Start laying on your belly with the feet stretched back behind with the tops of the feet pressed into the mat. Bring the palms underneath the shoulders, fingers spread wide, and the elbows are pulled in. On an inhale, press into the palms as you lift the chest off the ground and pull the shoulder blades back together. The elbows should stay tucked into the sides as the chest opens and the head remains neutral, not allowing the chin to reach upwards.
From hands and knees, place the hands directly underneath the shoulders, pressing into the palms, and lifting into the tops of the shoulders. Tuck the toes and step each foot back, bringing your body into one straight line. Tuck the pelvis, pull the bellybutton up towards the spine, and press the thighs together. Aim to make one long line with the body, not allowing the tailbone to lift or the hips to drop too low.
Pigeon Pose or Resting Pigeon
Starting in downward facing dog, pull the right knee up in between the hands, resting it own on the inside of the right foot. Gently lower the body onto the ground, reaching through the left toes. Press your fingertips into the ground and lift up through the torso, opening the chest. Try to balance the weight evenly between your right and left hip. For resting pigeon, relax the upper body down, allowing the forehead to rest on the forearms or hands.

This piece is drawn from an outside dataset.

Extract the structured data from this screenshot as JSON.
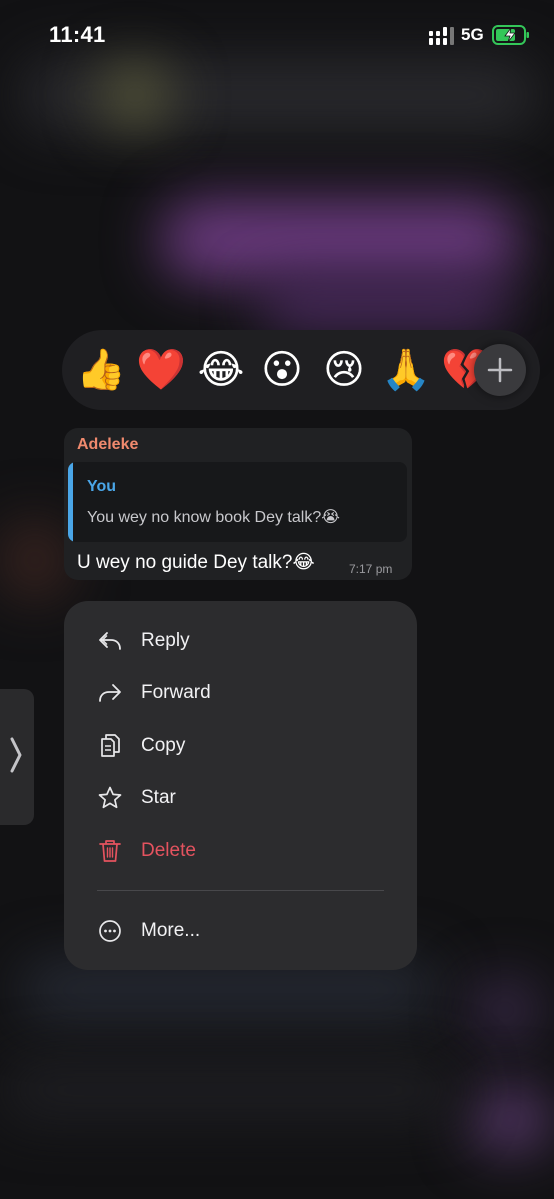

Reclined Knee to Chest
One-Legged Support Bridge Pose
Lying on your back, bend the knees and place the feet on the floor, close to the tailbone and about hip distance apart. Place the hands palms down on both sides of the hips. On an exhale, lift the hips and the buttock up towards the ceiling. Try to keep the thighs parallel to the floor and roll the shoulder blades underneath. Bring the hands to the low back with the elbows rested on the floor to give extra support. Lift one leg off the floor at a time. This pose is great to prepare you for shoulder stand in the future.

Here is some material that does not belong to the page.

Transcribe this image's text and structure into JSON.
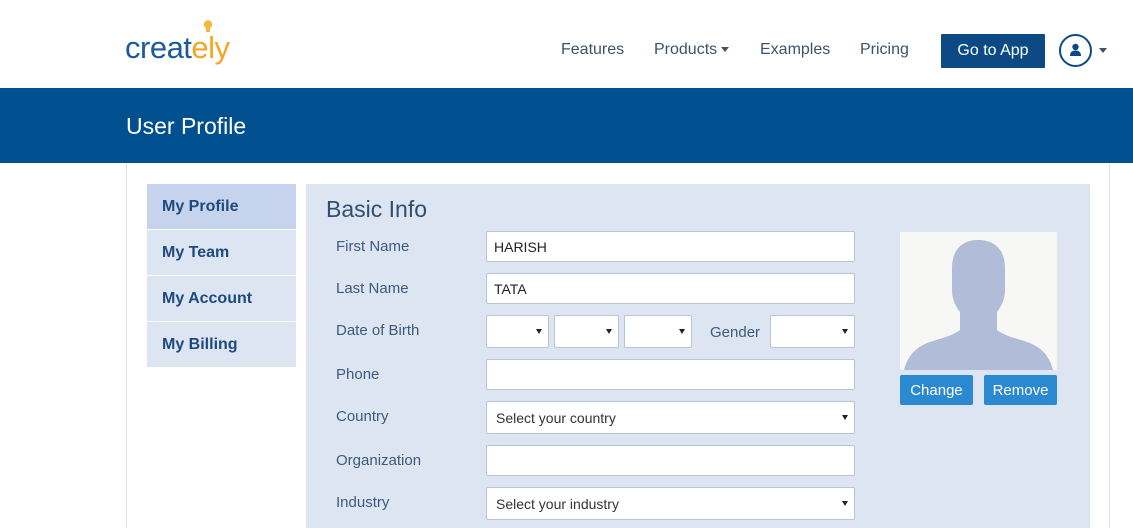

Don’t skip this one! This may not seem like it, but it is the most difficult yoga pose that you can accomplish. Laying flat on your back, bring the arms to your side with the palms up, allowing the shoulders to roll back. Allow the toes to fall out to the side and tuck the chin in slightly to make sure the back of the neck is straight. Relax the body as much as you can and rest here for 3-5 minutes.
Enjoy this yoga flow to open tight hips and relieve low back pain. Keep this routine nearby you by printing out this one page PDF.
Questions about the routine or other ways relieve stress? Comment below and let’s keep the conversation going! I am happy to help in any way I can.